“In the past, candidates arrived unprepared both mentally and physically for the rigors of the Special Warfare pipeline, which drove historical levels of high attrition,” Chief Master Sgt. Todd Popovic, Special Warfare training wing command chief, said in a statement. “However, this course provides a firm foundation to educate and prepare each airman for what’s ahead and has proven to decrease attrition in the follow-on courses.”
Master Sgt. Michael Blout, superintendent of the course, said the Air Force is conducting better and more well-rounded training, which provides the service “with more capable operators straight out of the training pipeline,” he said.
So far, the program is paying dividends and officials have seen an improvement in the health of its student body, he said.

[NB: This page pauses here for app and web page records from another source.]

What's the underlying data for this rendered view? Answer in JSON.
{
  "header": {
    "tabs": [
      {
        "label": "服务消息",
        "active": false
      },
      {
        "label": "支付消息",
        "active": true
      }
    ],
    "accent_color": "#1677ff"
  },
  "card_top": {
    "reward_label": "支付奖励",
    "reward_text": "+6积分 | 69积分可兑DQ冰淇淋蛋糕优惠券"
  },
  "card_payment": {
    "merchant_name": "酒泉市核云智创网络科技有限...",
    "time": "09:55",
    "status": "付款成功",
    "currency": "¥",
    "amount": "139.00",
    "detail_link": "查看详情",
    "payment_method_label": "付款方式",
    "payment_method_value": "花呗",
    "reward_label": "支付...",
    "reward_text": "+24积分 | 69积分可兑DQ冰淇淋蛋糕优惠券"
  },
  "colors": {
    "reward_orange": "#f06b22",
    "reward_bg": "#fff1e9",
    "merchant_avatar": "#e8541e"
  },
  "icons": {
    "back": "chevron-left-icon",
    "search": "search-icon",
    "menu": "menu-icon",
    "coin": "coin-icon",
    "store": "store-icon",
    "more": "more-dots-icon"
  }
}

“On a day-to-day basis, our airmen are better equipped, better trained both physically and mentally than they ever have been in the past,” he said.
However, Blout noted that the effectiveness of the changes in the training process will best be measured in the long run.
“For us to effectively say that … we have changed the game, I think it will be a little bit too early, a little bit presumptuous of us to say that” now, he said. However, “we’re absolutely on the right track.”
Blout — who has been in charge of the course since March 2020 — said it is constantly changing.
“In the world of sports medicine, nutrition, physicality, mental resilience — all of these are ever evolving and … [we’re] on the cutting edge of the forefront of trying to pioneer new TTP — tactics, techniques, and procedures — for how to train these young airmen, these weapons systems,” he said.
The organization is “mapping” the successful and unsuccessful traits of its candidates, examining what works and doesn’t work, and considering the right attributes a successful candidate should have, he noted.
The service is thinking about “what does a successful Special Warfare airman look like in the civilian realm, which will help us do targeted recruitment of individuals that we know are going to be closer to fitting the model of what fits into the Special Warfare or the SOF mold,” he said.
Topics: Training and Simulation